Sasha Abramsky looks at those forces, the systems we have in place that are failing miserably, the myths about poverty that many of us have been conditioned to believe as truths, and he also looks at how we can work to change the devastating momentum. The first and most important step is educating people about the truths of poverty. This book is a good first step. Abramsky’s passion for this subject will not only open readers’ eyes, it will motivate them to work for change.

Amazon | IndieBound

From Julie at Girls Just Reading:

Songs of Willow Frost by Jamie Ford (Ballantine, Sept. 10)

songs willow frostI’ve been waiting for this book since I finished Hotel on the Corner of Bitter & Sweet, and let me tell you, it doesn’t disappoint. Mr. Ford has a way of painting the setting so vividly that you feel transported to that time and place. It envelops you.

William is a character you cheer for from the beginning, along with his best friend, Charlotte. You want them to succeed on their adventure and to find answers. This isn’t a book that will leave you feeling happy, but it is a book that makes you believe in forgiveness and hope. Fans of historical fiction will want to read it.

Amazon | IndieBound

From Rory at Fourth Street Review:

The Thicket by Joe R. Lansdale (Mulholland Books, Sept. 10)

the thicket“I didn’t suspect the day Grandfather came out and got me and my sister, Lula, and hauled us off toward the ferry, that I’d soon end up with worse things happening than had already come upon us, or that I’d take up with a gun-shooting dwarf, the son of a slave, and a big angry hog, let alone find true love and kill someone, but that’s exactly how it was.”

I imagine it’s rare that a story can be summed up by its opening line, but Joe R. Lansdale does just that in his darkly comic new novel. The Thicket is a wonderful, bizarre story with East Texas roots, and enough humor to take the edge off his typical darkness. There are gun fights, torture scenes, whorehouses, and humor. In this part Western, part coming-of-age story, none of the characters remain unscathed, but the battle might produce a loyal hero or two. This book is bloody, funny, and, at times, brilliant.

Amazon | IndieBound

From PCN:

never go backI wanted to feature a smaller book, something you may not have heard of, but I found several September releases underwhelming, so I’ll just cheat and point you toward the latest Jack Reacher adventure, Never Go Back by Lee Child, which Delacorte Press released yesterday, Sept. 3.

Reacher finally makes it to Virginia to meet up with Major Susan Turner, the woman with the alluring voice with whom he had long conversations back in 61 Hours.

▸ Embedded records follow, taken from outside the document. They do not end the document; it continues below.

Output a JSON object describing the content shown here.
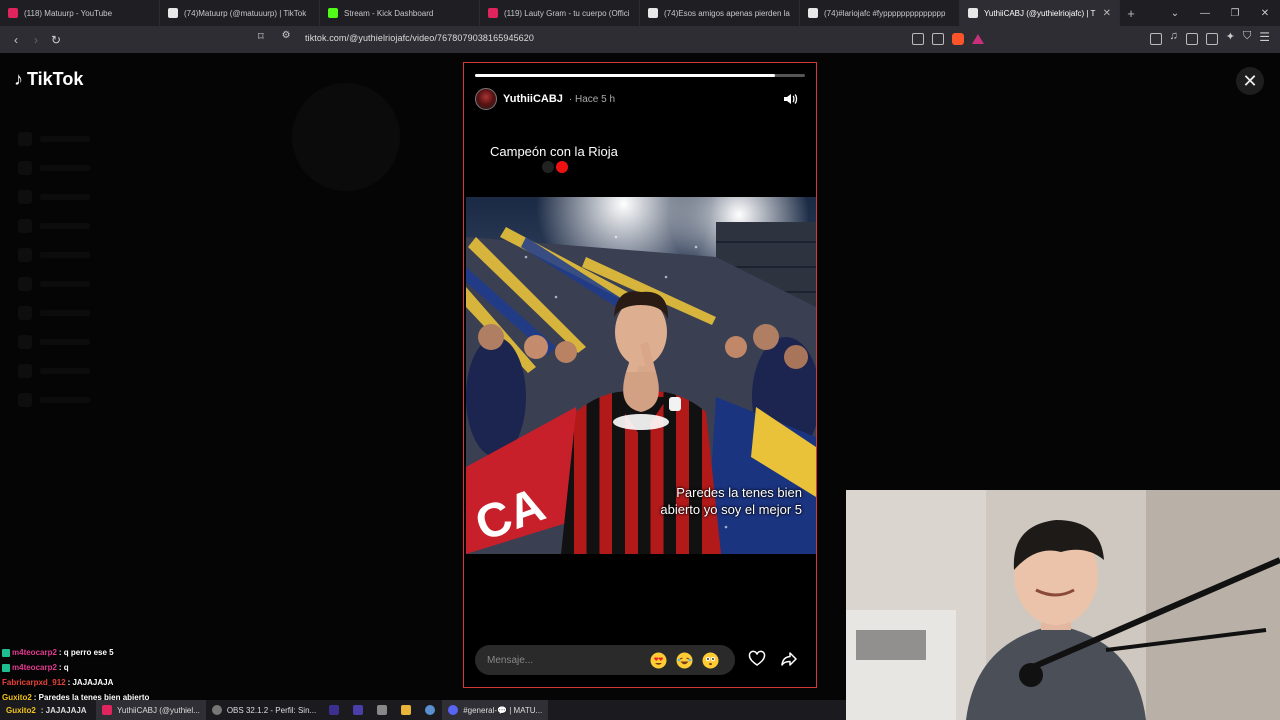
{
  "browser": {
    "tabs": [
      {
        "title": "(118) Matuurp - YouTube",
        "favicon_color": "#e0245e"
      },
      {
        "title": "(74)Matuurp (@matuuurp) | TikTok",
        "favicon_color": "#e8e8e8"
      },
      {
        "title": "Stream - Kick Dashboard",
        "favicon_color": "#53fc18"
      },
      {
        "title": "(119) Lauty Gram - tu cuerpo (Offici",
        "favicon_color": "#e0245e"
      },
      {
        "title": "(74)Esos amigos apenas pierden la",
        "favicon_color": "#e8e8e8"
      },
      {
        "title": "(74)#lariojafc #fypppppppppppppp",
        "favicon_color": "#e8e8e8"
      },
      {
        "title": "YuthiiCABJ (@yuthielriojafc) | T",
        "favicon_color": "#e8e8e8",
        "active": true
      }
    ],
    "url": "tiktok.com/@yuthielriojafc/video/7678079038165945620"
  },
  "tiktok": {
    "logo": "TikTok",
    "close_glyph": "✕"
  },
  "story": {
    "progress": 0.91,
    "username": "YuthiiCABJ",
    "time": "· Hace 5 h",
    "caption": "Campeón con la Rioja",
    "overlay_line1": "Paredes la tenes bien",
    "overlay_line2": "abierto yo soy el mejor 5",
    "message_placeholder": "Mensaje...",
    "emojis": [
      "heart-eyes",
      "laughing",
      "flushed"
    ]
  },
  "chat": [
    {
      "user": "m4teocarp2",
      "user_color": "#e23a8f",
      "text": ": q perro ese 5",
      "badge": true
    },
    {
      "user": "m4teocarp2",
      "user_color": "#e23a8f",
      "text": ": q",
      "badge": true
    },
    {
      "user": "Fabricarpxd_912",
      "user_color": "#e8423a",
      "text": ": JAJAJAJA",
      "badge": false
    },
    {
      "user": "Guxito2",
      "user_color": "#f0c419",
      "text": ": Paredes la tenes bien abierto",
      "badge": false
    },
    {
      "user": "Guxito2",
      "user_color": "#f0c419",
      "text": ": JAJAJAJA",
      "badge": false
    }
  ],
  "taskbar": {
    "items": [
      {
        "label": "YuthiiCABJ (@yuthiel...",
        "color": "#e0245e",
        "active": true
      },
      {
        "label": "OBS 32.1.2 - Perfil: Sin...",
        "color": "#777777",
        "active": false
      },
      {
        "label": "#general-💬 | MATU...",
        "color": "#5865f2",
        "active": true
      }
    ]
  }
}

I don’t have to tell you much about it, because Reacher fans will snap it up anyway, right? Did I tell you I’m suffering from heatstroke, which I’m using as an excuse for not writing a more detailed blurb? It’s Jack Reacher. Enough said.

Amazon | IndieBound

Hope you find one of these titles enticing. What are you looking forward to reading this month? (Check out past Nerdy Special Lists here.)